WASHINGTON (Reuters) – New orders for core US-made capital goods rose in June despite supply constraints that hampered production at some factories, suggesting the company’s spending on equipment may remain strong after the second quarter .
Capital goods orders outside the defense sector, excluding aircraft, rose 0.5% last month, a closely watched indicator for corporate spending plans, the Commerce Department said on Tuesday.
Orders for the so-called capital goods core rose 0.5% in May.
Economists polled by Reuters predicted orders for core capital goods would increase by 0.7%.
Business investment in equipment soared during the COVID-19 pandemic, which supported manufacturing, which accounts for 11.9% of the US economy. Meanwhile, consumer spending shifted from services to goods as millions of Americans stayed home.
Record low interest rates and massive fiscal stimulus measures provided an additional boost, creating supply constraints.
While demand for services is returning, with less than half of the US population fully vaccinated against the coronavirus, spending on goods is expected to remain high.

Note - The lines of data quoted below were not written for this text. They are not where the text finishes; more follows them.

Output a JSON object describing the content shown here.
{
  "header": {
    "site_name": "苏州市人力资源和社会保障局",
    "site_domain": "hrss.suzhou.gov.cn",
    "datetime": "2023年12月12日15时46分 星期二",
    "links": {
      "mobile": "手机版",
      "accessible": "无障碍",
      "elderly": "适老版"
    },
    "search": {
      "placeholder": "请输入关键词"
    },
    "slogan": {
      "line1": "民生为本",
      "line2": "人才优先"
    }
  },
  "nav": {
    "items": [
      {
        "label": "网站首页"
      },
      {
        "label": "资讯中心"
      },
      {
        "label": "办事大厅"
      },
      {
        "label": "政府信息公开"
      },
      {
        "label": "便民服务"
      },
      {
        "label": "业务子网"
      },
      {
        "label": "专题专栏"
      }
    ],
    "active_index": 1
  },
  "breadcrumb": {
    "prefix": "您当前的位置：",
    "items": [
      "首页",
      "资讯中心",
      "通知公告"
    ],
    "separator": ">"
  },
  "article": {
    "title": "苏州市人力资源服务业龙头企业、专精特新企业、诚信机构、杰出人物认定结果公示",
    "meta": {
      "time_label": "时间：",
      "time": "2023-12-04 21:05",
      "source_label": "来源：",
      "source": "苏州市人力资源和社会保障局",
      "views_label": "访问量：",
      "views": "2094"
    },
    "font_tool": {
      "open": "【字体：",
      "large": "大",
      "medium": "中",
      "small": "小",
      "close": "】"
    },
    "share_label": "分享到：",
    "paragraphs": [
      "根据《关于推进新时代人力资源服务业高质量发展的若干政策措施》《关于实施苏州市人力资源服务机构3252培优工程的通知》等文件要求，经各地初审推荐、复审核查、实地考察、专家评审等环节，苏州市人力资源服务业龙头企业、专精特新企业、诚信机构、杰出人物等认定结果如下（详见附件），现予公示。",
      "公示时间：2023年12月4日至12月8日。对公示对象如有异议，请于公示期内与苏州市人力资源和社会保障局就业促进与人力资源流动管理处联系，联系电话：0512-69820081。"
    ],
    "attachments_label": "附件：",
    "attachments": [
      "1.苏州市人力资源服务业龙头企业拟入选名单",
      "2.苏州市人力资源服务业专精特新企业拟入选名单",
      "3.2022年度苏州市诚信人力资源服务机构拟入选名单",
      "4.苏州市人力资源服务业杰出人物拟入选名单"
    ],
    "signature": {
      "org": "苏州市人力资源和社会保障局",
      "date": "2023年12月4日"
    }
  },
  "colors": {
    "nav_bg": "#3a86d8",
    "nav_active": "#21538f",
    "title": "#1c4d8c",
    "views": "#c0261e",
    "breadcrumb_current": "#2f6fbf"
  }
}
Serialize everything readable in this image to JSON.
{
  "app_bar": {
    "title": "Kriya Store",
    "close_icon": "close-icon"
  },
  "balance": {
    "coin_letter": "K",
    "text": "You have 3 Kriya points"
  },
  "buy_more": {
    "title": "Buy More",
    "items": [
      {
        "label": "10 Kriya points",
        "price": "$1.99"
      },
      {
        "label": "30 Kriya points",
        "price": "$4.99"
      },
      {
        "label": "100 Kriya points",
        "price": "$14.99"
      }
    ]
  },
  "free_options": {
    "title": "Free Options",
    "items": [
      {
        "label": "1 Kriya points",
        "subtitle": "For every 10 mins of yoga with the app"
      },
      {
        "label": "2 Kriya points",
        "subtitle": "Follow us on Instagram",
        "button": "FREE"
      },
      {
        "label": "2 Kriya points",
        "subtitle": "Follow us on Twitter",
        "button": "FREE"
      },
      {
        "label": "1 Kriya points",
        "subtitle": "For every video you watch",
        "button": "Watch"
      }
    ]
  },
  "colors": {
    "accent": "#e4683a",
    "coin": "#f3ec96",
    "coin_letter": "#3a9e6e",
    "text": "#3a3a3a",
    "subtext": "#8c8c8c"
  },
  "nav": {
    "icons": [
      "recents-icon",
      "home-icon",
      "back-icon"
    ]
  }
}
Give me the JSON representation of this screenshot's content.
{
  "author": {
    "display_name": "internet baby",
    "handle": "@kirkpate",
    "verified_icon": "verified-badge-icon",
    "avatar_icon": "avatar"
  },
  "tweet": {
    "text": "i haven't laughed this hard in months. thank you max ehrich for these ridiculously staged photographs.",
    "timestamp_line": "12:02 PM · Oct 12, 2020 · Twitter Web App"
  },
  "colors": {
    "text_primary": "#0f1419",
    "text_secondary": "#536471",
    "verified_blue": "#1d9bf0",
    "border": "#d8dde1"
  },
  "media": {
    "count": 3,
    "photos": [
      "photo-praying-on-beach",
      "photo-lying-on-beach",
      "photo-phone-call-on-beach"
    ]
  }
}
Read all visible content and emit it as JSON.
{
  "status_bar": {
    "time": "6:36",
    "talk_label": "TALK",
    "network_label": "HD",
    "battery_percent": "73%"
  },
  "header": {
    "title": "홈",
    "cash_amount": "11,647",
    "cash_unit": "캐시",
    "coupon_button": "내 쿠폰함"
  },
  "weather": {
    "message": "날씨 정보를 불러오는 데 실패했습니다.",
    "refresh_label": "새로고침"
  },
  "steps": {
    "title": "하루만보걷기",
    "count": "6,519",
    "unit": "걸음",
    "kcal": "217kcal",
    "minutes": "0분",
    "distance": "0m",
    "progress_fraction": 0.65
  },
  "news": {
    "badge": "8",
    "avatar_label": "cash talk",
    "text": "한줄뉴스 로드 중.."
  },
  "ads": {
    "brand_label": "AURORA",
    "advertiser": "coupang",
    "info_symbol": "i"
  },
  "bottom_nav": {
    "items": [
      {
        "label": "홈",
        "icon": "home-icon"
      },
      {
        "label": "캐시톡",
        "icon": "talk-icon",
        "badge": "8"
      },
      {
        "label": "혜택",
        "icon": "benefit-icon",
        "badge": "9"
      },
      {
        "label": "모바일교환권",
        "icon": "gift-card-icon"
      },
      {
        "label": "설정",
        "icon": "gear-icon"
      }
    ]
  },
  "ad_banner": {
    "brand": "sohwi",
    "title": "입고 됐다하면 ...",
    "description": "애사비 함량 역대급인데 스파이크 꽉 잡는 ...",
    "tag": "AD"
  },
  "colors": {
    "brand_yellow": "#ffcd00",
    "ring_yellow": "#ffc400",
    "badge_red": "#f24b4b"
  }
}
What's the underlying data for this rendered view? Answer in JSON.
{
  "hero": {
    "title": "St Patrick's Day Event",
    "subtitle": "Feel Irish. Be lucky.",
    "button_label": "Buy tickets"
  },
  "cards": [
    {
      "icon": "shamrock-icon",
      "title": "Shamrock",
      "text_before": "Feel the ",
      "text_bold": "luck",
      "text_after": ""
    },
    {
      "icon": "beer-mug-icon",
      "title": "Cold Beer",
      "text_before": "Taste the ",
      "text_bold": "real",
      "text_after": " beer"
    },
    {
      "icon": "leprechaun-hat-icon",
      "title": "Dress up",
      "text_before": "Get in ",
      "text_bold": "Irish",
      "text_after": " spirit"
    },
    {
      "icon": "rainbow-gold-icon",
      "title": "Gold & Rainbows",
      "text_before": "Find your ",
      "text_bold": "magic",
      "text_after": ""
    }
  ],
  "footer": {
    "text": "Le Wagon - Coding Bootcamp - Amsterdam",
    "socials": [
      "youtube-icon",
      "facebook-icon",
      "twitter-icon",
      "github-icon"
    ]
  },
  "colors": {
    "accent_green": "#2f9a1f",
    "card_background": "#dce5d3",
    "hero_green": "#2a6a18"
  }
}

Major capital goods orders were boosted last month by rising demand for machinery and primary metals as well as computers and electronics. Order electrical equipment, tools and components have not changed.
(Por Lucia Muticani)